Will Self was billed at the hottest young novelist in England at the time this was published; a novelist, reviewer and columnist, Self is considered one of British literature's brightest lights. And, unsurprisingly, I haven't read anything of his, though my literature-reading sister is fond of his work, and he is someone I feel I ought (will a moral imperative) to read. So when I meandered past the library's S section and saw a few Self novels I decided to check them out.
I was surprised by the interesting nature of the premises of the novels I picked up, and have two set aside to read next week. I decided to start with Grey Area, though, as the blurb says it's the place for new readers to begin. It also says "Self startles and cajoles... with unexpected and fiendish wit."
The first short story, "Between the Conceits", is a first-person narration to an unidentified audience where the narrator explains how he and seven others are the only real people in London, responsible for tweaking the strings of the rest of the populace who believe themselves to be autonomous, and subtly communicating to one another through these actions - "the Recorder's people... have consistently increased the number of 'Good mornings' they've bidden to my people over the past ten years." It was an interesting concept, and the ending is attractively oblique, but I didn't engage with the narrator or the narrative and finished wondering what the point of it all was.
The second story, "The Indian Mutiny," is also a first-person narrative, this time by a man who, as a teen, so consistently and systematically undermined a teacher that he committed suicide. And again - eh.
And so it went, until I began skimming through the stories seeking something different that the literary greyness I encountered and I finally stopped midway through the the eponymous story, "Grey Area".

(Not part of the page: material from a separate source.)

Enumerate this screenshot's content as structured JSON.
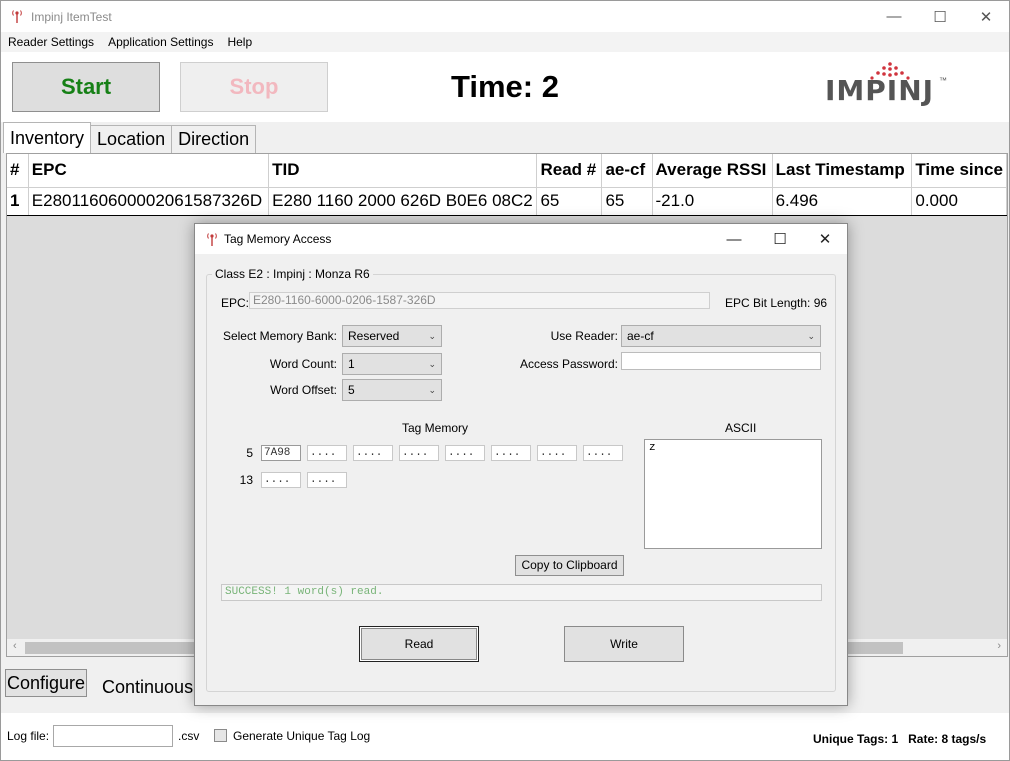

Perhaps I was just in the mood for something more accessible, or less work, but this collection felt like flat diet Coke when I wanted something solid and substantive. I'm going to give the novels a shot, but not for a bit. - Alex